A mobile software industry group is lobbying a lawmaker to help speed innovation and app development for the healthcare sector without sacrificing security and privacy protection.
Evidence-based mobile mental health technologies could boost patient self-care and reduce the increasing demand for one-on-one psychological intervention, but such mHealth tools would do well to adhere to specific development guidelines, according to a new research study.
Struggling enterprise smartphone maker BlackBerry is mulling a move into wearables and conducting "internal experimentation," according to a PC Magazine report.
Security threats to mobile devices is spiking as malicious software infections increased 17 percent in the first half of this year, which is nearly double the rate of 2013, according to a report from Alcatel-Lucent Kindsight Security Lab data.
From Our Sister Sites
The American Medical Association, concerned about current electronic health record design, has released a new framework outlining eight priorities to improve the usability of the systems.
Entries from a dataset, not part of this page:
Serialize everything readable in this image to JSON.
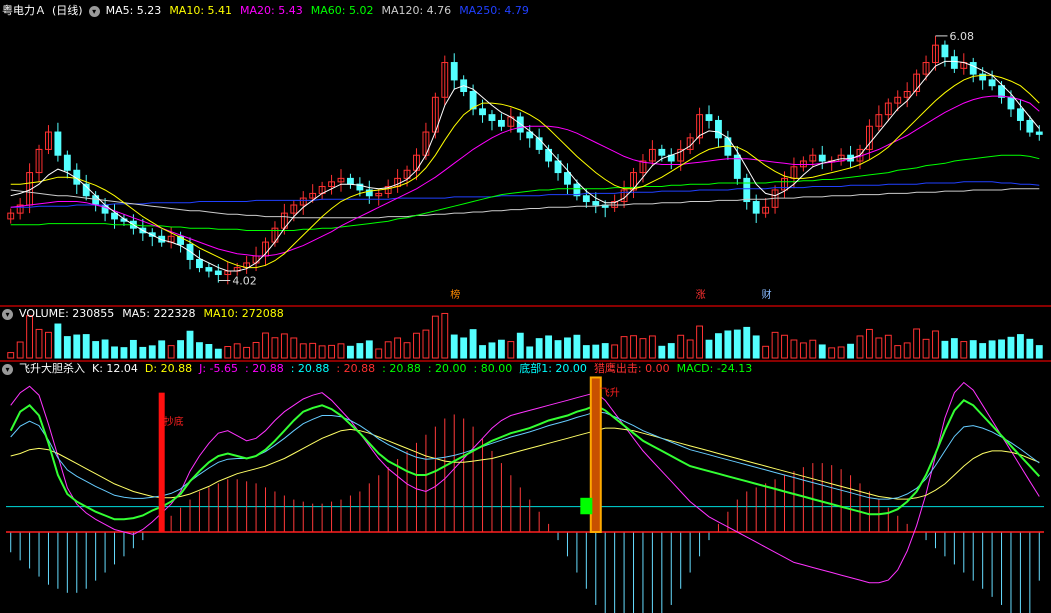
{
  "price_panel": {
    "header": {
      "name": "粤电力Ａ",
      "period": "(日线)",
      "ma": [
        {
          "label": "MA5: 5.23",
          "color": "#ffffff"
        },
        {
          "label": "MA10: 5.41",
          "color": "#ffff00"
        },
        {
          "label": "MA20: 5.43",
          "color": "#ff00ff"
        },
        {
          "label": "MA60: 5.02",
          "color": "#00ff00"
        },
        {
          "label": "MA120: 4.76",
          "color": "#cccccc"
        },
        {
          "label": "MA250: 4.79",
          "color": "#2040ff"
        }
      ]
    },
    "high_label": "6.08",
    "low_label": "4.02",
    "markers": [
      {
        "text": "榜",
        "color": "#ff8a00"
      },
      {
        "text": "涨",
        "color": "#ff3030"
      },
      {
        "text": "财",
        "color": "#88bbff"
      }
    ]
  },
  "volume_panel": {
    "header": [
      {
        "label": "VOLUME: 230855",
        "color": "#ffffff"
      },
      {
        "label": "MA5: 222328",
        "color": "#ffffff"
      },
      {
        "label": "MA10: 272088",
        "color": "#ffff00"
      }
    ]
  },
  "indicator_panel": {
    "header": [
      {
        "label": "飞升大胆杀入",
        "color": "#ffffff"
      },
      {
        "label": "K: 12.04",
        "color": "#ffffff"
      },
      {
        "label": "D: 20.88",
        "color": "#ffff00"
      },
      {
        "label": "J: -5.65",
        "color": "#ff00ff"
      },
      {
        "label": ": 20.88",
        "color": "#ff00ff"
      },
      {
        "label": ": 20.88",
        "color": "#00ffff"
      },
      {
        "label": ": 20.88",
        "color": "#ff3030"
      },
      {
        "label": ": 20.88",
        "color": "#00ff00"
      },
      {
        "label": ": 20.00",
        "color": "#00ff00"
      },
      {
        "label": ": 80.00",
        "color": "#00ff00"
      },
      {
        "label": "底部1: 20.00",
        "color": "#00ffff"
      },
      {
        "label": "猎鹰出击: 0.00",
        "color": "#ff3030"
      },
      {
        "label": "MACD: -24.13",
        "color": "#00ff00"
      }
    ],
    "signal_labels": [
      {
        "text": "抄底",
        "color": "#ff2020"
      },
      {
        "text": "飞升",
        "color": "#ff2020"
      }
    ]
  },
  "chart_data": {
    "type": "candlestick",
    "price": {
      "ylim": [
        3.8,
        6.2
      ],
      "max_point": {
        "value": 6.08
      },
      "min_point": {
        "value": 4.02
      },
      "closes": [
        4.55,
        4.62,
        4.9,
        5.1,
        5.25,
        5.05,
        4.92,
        4.8,
        4.7,
        4.62,
        4.55,
        4.5,
        4.48,
        4.42,
        4.38,
        4.35,
        4.3,
        4.35,
        4.28,
        4.15,
        4.08,
        4.05,
        4.02,
        4.05,
        4.08,
        4.12,
        4.18,
        4.3,
        4.42,
        4.55,
        4.62,
        4.68,
        4.72,
        4.78,
        4.82,
        4.85,
        4.8,
        4.75,
        4.7,
        4.72,
        4.78,
        4.85,
        4.92,
        5.05,
        5.25,
        5.55,
        5.85,
        5.7,
        5.6,
        5.45,
        5.4,
        5.35,
        5.3,
        5.38,
        5.25,
        5.2,
        5.1,
        5.0,
        4.9,
        4.8,
        4.7,
        4.65,
        4.62,
        4.6,
        4.65,
        4.75,
        4.9,
        5.0,
        5.1,
        5.05,
        5.0,
        5.1,
        5.2,
        5.4,
        5.35,
        5.2,
        5.05,
        4.85,
        4.65,
        4.55,
        4.6,
        4.75,
        4.85,
        4.95,
        5.0,
        5.05,
        5.0,
        5.0,
        5.05,
        5.0,
        5.1,
        5.3,
        5.4,
        5.5,
        5.55,
        5.6,
        5.75,
        5.85,
        6.0,
        5.9,
        5.8,
        5.85,
        5.75,
        5.7,
        5.65,
        5.55,
        5.45,
        5.35,
        5.25,
        5.23
      ],
      "ma5": [
        4.7,
        4.72,
        4.75,
        4.8,
        4.88,
        4.93,
        4.9,
        4.85,
        4.78,
        4.7,
        4.62,
        4.56,
        4.5,
        4.45,
        4.4,
        4.36,
        4.32,
        4.3,
        4.27,
        4.22,
        4.16,
        4.12,
        4.08,
        4.05,
        4.05,
        4.07,
        4.12,
        4.2,
        4.3,
        4.42,
        4.52,
        4.6,
        4.66,
        4.72,
        4.76,
        4.8,
        4.8,
        4.79,
        4.77,
        4.76,
        4.77,
        4.8,
        4.84,
        4.92,
        5.05,
        5.25,
        5.48,
        5.62,
        5.65,
        5.62,
        5.55,
        5.48,
        5.42,
        5.38,
        5.32,
        5.26,
        5.19,
        5.1,
        5.01,
        4.92,
        4.82,
        4.74,
        4.68,
        4.64,
        4.64,
        4.68,
        4.76,
        4.86,
        4.96,
        5.02,
        5.05,
        5.08,
        5.13,
        5.22,
        5.26,
        5.25,
        5.2,
        5.08,
        4.94,
        4.8,
        4.72,
        4.7,
        4.74,
        4.8,
        4.88,
        4.95,
        4.98,
        5.0,
        5.02,
        5.02,
        5.05,
        5.15,
        5.25,
        5.35,
        5.45,
        5.52,
        5.62,
        5.72,
        5.82,
        5.86,
        5.86,
        5.85,
        5.82,
        5.78,
        5.74,
        5.66,
        5.58,
        5.48,
        5.38,
        5.28
      ],
      "ma10": [
        4.8,
        4.8,
        4.81,
        4.82,
        4.84,
        4.86,
        4.86,
        4.85,
        4.82,
        4.79,
        4.75,
        4.7,
        4.64,
        4.58,
        4.52,
        4.47,
        4.42,
        4.38,
        4.34,
        4.3,
        4.25,
        4.21,
        4.17,
        4.13,
        4.1,
        4.08,
        4.08,
        4.1,
        4.14,
        4.2,
        4.28,
        4.36,
        4.44,
        4.52,
        4.59,
        4.65,
        4.69,
        4.72,
        4.74,
        4.75,
        4.76,
        4.78,
        4.81,
        4.86,
        4.94,
        5.05,
        5.18,
        5.3,
        5.4,
        5.46,
        5.5,
        5.5,
        5.49,
        5.47,
        5.44,
        5.4,
        5.35,
        5.28,
        5.2,
        5.12,
        5.04,
        4.97,
        4.9,
        4.84,
        4.79,
        4.76,
        4.76,
        4.78,
        4.82,
        4.86,
        4.91,
        4.96,
        5.01,
        5.06,
        5.1,
        5.12,
        5.13,
        5.12,
        5.08,
        5.02,
        4.96,
        4.91,
        4.87,
        4.85,
        4.85,
        4.86,
        4.88,
        4.9,
        4.92,
        4.94,
        4.97,
        5.01,
        5.06,
        5.12,
        5.2,
        5.28,
        5.36,
        5.44,
        5.52,
        5.59,
        5.65,
        5.7,
        5.73,
        5.74,
        5.74,
        5.72,
        5.69,
        5.65,
        5.58,
        5.5
      ],
      "ma20": [
        4.6,
        4.61,
        4.62,
        4.63,
        4.64,
        4.65,
        4.65,
        4.65,
        4.64,
        4.62,
        4.6,
        4.57,
        4.54,
        4.51,
        4.48,
        4.45,
        4.42,
        4.39,
        4.36,
        4.33,
        4.3,
        4.27,
        4.24,
        4.22,
        4.2,
        4.19,
        4.18,
        4.18,
        4.19,
        4.21,
        4.24,
        4.27,
        4.31,
        4.35,
        4.39,
        4.44,
        4.48,
        4.52,
        4.56,
        4.6,
        4.64,
        4.68,
        4.72,
        4.76,
        4.81,
        4.86,
        4.92,
        4.98,
        5.04,
        5.1,
        5.15,
        5.2,
        5.24,
        5.27,
        5.29,
        5.3,
        5.3,
        5.3,
        5.29,
        5.27,
        5.24,
        5.2,
        5.16,
        5.12,
        5.08,
        5.04,
        5.01,
        4.99,
        4.98,
        4.97,
        4.97,
        4.97,
        4.98,
        4.99,
        5.0,
        5.01,
        5.02,
        5.02,
        5.02,
        5.01,
        5.0,
        4.99,
        4.98,
        4.97,
        4.97,
        4.97,
        4.98,
        4.99,
        5.0,
        5.02,
        5.04,
        5.07,
        5.1,
        5.14,
        5.18,
        5.22,
        5.27,
        5.32,
        5.37,
        5.42,
        5.46,
        5.5,
        5.53,
        5.55,
        5.56,
        5.56,
        5.55,
        5.53,
        5.5,
        5.43
      ],
      "ma60": [
        4.45,
        4.45,
        4.45,
        4.45,
        4.46,
        4.46,
        4.46,
        4.46,
        4.46,
        4.46,
        4.46,
        4.45,
        4.45,
        4.45,
        4.44,
        4.44,
        4.44,
        4.43,
        4.43,
        4.42,
        4.42,
        4.42,
        4.41,
        4.41,
        4.41,
        4.4,
        4.4,
        4.4,
        4.4,
        4.4,
        4.4,
        4.41,
        4.41,
        4.42,
        4.42,
        4.43,
        4.44,
        4.45,
        4.46,
        4.47,
        4.48,
        4.5,
        4.51,
        4.53,
        4.55,
        4.57,
        4.59,
        4.61,
        4.63,
        4.65,
        4.67,
        4.69,
        4.71,
        4.72,
        4.73,
        4.74,
        4.75,
        4.75,
        4.76,
        4.76,
        4.76,
        4.76,
        4.76,
        4.76,
        4.77,
        4.77,
        4.77,
        4.78,
        4.78,
        4.78,
        4.79,
        4.79,
        4.8,
        4.8,
        4.8,
        4.81,
        4.81,
        4.81,
        4.81,
        4.81,
        4.81,
        4.82,
        4.82,
        4.82,
        4.83,
        4.83,
        4.84,
        4.84,
        4.85,
        4.86,
        4.87,
        4.88,
        4.89,
        4.9,
        4.92,
        4.93,
        4.94,
        4.96,
        4.97,
        4.98,
        5.0,
        5.01,
        5.02,
        5.03,
        5.04,
        5.05,
        5.05,
        5.05,
        5.04,
        5.02
      ],
      "ma120": [
        4.75,
        4.74,
        4.73,
        4.72,
        4.71,
        4.7,
        4.7,
        4.69,
        4.68,
        4.67,
        4.66,
        4.65,
        4.64,
        4.63,
        4.62,
        4.61,
        4.6,
        4.59,
        4.58,
        4.57,
        4.57,
        4.56,
        4.55,
        4.54,
        4.54,
        4.53,
        4.53,
        4.52,
        4.52,
        4.52,
        4.51,
        4.51,
        4.51,
        4.51,
        4.51,
        4.51,
        4.51,
        4.51,
        4.51,
        4.51,
        4.52,
        4.52,
        4.52,
        4.53,
        4.53,
        4.54,
        4.54,
        4.55,
        4.55,
        4.56,
        4.56,
        4.57,
        4.57,
        4.58,
        4.58,
        4.59,
        4.59,
        4.6,
        4.6,
        4.6,
        4.61,
        4.61,
        4.61,
        4.62,
        4.62,
        4.62,
        4.63,
        4.63,
        4.63,
        4.64,
        4.64,
        4.64,
        4.65,
        4.65,
        4.65,
        4.66,
        4.66,
        4.66,
        4.67,
        4.67,
        4.67,
        4.68,
        4.68,
        4.68,
        4.69,
        4.69,
        4.69,
        4.7,
        4.7,
        4.7,
        4.71,
        4.71,
        4.71,
        4.72,
        4.72,
        4.72,
        4.73,
        4.73,
        4.73,
        4.74,
        4.74,
        4.74,
        4.75,
        4.75,
        4.75,
        4.75,
        4.76,
        4.76,
        4.76,
        4.76
      ],
      "ma250": [
        4.6,
        4.6,
        4.6,
        4.61,
        4.61,
        4.61,
        4.61,
        4.62,
        4.62,
        4.62,
        4.62,
        4.63,
        4.63,
        4.63,
        4.63,
        4.64,
        4.64,
        4.64,
        4.64,
        4.64,
        4.65,
        4.65,
        4.65,
        4.65,
        4.65,
        4.65,
        4.66,
        4.66,
        4.66,
        4.66,
        4.66,
        4.66,
        4.66,
        4.67,
        4.67,
        4.67,
        4.67,
        4.67,
        4.67,
        4.67,
        4.67,
        4.68,
        4.68,
        4.68,
        4.68,
        4.68,
        4.68,
        4.69,
        4.69,
        4.69,
        4.69,
        4.69,
        4.7,
        4.7,
        4.7,
        4.7,
        4.7,
        4.71,
        4.71,
        4.71,
        4.71,
        4.72,
        4.72,
        4.72,
        4.72,
        4.73,
        4.73,
        4.73,
        4.73,
        4.74,
        4.74,
        4.74,
        4.74,
        4.75,
        4.75,
        4.75,
        4.75,
        4.76,
        4.76,
        4.76,
        4.76,
        4.77,
        4.77,
        4.77,
        4.77,
        4.78,
        4.78,
        4.78,
        4.78,
        4.79,
        4.79,
        4.79,
        4.79,
        4.8,
        4.8,
        4.8,
        4.8,
        4.81,
        4.81,
        4.81,
        4.81,
        4.82,
        4.82,
        4.82,
        4.82,
        4.81,
        4.81,
        4.8,
        4.8,
        4.79
      ]
    },
    "volume": {
      "ylim": [
        0,
        800000
      ],
      "last": 230855
    },
    "indicator": {
      "ylim": [
        -60,
        120
      ],
      "baseline": 0,
      "reference": 20,
      "k": [
        80,
        95,
        100,
        92,
        70,
        45,
        30,
        24,
        20,
        16,
        13,
        10,
        10,
        11,
        13,
        17,
        20,
        24,
        30,
        40,
        48,
        55,
        60,
        62,
        60,
        58,
        60,
        65,
        72,
        80,
        88,
        95,
        98,
        100,
        97,
        92,
        85,
        78,
        70,
        62,
        56,
        52,
        48,
        45,
        45,
        48,
        52,
        56,
        60,
        64,
        68,
        72,
        75,
        78,
        80,
        82,
        85,
        88,
        90,
        92,
        95,
        97,
        100,
        96,
        90,
        84,
        78,
        72,
        68,
        64,
        60,
        56,
        52,
        50,
        48,
        46,
        44,
        42,
        40,
        38,
        36,
        34,
        32,
        30,
        28,
        26,
        24,
        22,
        20,
        18,
        16,
        14,
        14,
        15,
        18,
        24,
        32,
        45,
        62,
        80,
        96,
        104,
        100,
        92,
        84,
        76,
        68,
        60,
        52,
        44
      ],
      "d": [
        60,
        62,
        65,
        66,
        65,
        62,
        58,
        54,
        50,
        46,
        42,
        38,
        35,
        32,
        30,
        28,
        27,
        27,
        28,
        30,
        33,
        36,
        40,
        43,
        46,
        48,
        50,
        52,
        55,
        58,
        62,
        66,
        70,
        74,
        77,
        80,
        81,
        80,
        78,
        75,
        72,
        69,
        66,
        63,
        60,
        58,
        56,
        55,
        55,
        56,
        57,
        58,
        60,
        62,
        64,
        66,
        68,
        70,
        72,
        74,
        76,
        78,
        80,
        82,
        82,
        81,
        80,
        78,
        76,
        74,
        72,
        70,
        68,
        66,
        64,
        62,
        60,
        58,
        56,
        54,
        52,
        50,
        48,
        46,
        44,
        42,
        40,
        38,
        36,
        34,
        32,
        30,
        28,
        27,
        26,
        26,
        27,
        29,
        33,
        38,
        45,
        52,
        58,
        62,
        64,
        64,
        63,
        61,
        58,
        55
      ],
      "j": [
        100,
        110,
        115,
        108,
        85,
        60,
        35,
        22,
        15,
        10,
        6,
        2,
        0,
        -2,
        2,
        8,
        15,
        22,
        32,
        48,
        60,
        70,
        78,
        80,
        76,
        72,
        74,
        80,
        88,
        95,
        100,
        105,
        108,
        110,
        104,
        96,
        88,
        78,
        68,
        58,
        50,
        44,
        38,
        34,
        32,
        36,
        42,
        50,
        58,
        66,
        74,
        82,
        88,
        92,
        94,
        96,
        98,
        100,
        102,
        104,
        106,
        108,
        110,
        104,
        94,
        84,
        74,
        64,
        56,
        48,
        40,
        32,
        24,
        18,
        12,
        8,
        4,
        0,
        -4,
        -8,
        -12,
        -16,
        -20,
        -24,
        -26,
        -28,
        -30,
        -32,
        -34,
        -36,
        -38,
        -40,
        -40,
        -38,
        -30,
        -15,
        5,
        30,
        60,
        90,
        110,
        118,
        112,
        100,
        88,
        76,
        64,
        52,
        40,
        28
      ],
      "macd": [
        -10,
        -14,
        -18,
        -22,
        -26,
        -28,
        -30,
        -30,
        -28,
        -24,
        -20,
        -16,
        -12,
        -8,
        -4,
        0,
        4,
        8,
        12,
        16,
        20,
        22,
        24,
        26,
        26,
        25,
        24,
        22,
        20,
        18,
        16,
        15,
        14,
        14,
        15,
        16,
        18,
        20,
        24,
        28,
        32,
        36,
        40,
        44,
        48,
        52,
        56,
        58,
        56,
        52,
        46,
        40,
        34,
        28,
        22,
        16,
        10,
        4,
        -4,
        -12,
        -20,
        -28,
        -36,
        -44,
        -50,
        -56,
        -60,
        -58,
        -52,
        -44,
        -36,
        -28,
        -20,
        -12,
        -4,
        4,
        10,
        16,
        20,
        22,
        24,
        26,
        28,
        30,
        32,
        34,
        34,
        33,
        31,
        28,
        24,
        20,
        16,
        12,
        8,
        4,
        0,
        -4,
        -8,
        -12,
        -16,
        -20,
        -24,
        -28,
        -32,
        -36,
        -40,
        -44,
        -48,
        -24
      ]
    }
  }
}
Healthcare organizations that successfully adapt to changes brought on by the Affordable Care Act do so largely with the help of their human resources departments. Organizations strive to reduce costs, improve patient satisfaction and increase patient safety by placing high priority on the following HR-related functions, a ccording to a sur vey from HealthcareSource and the American Society of Healthcare Human Resources Association.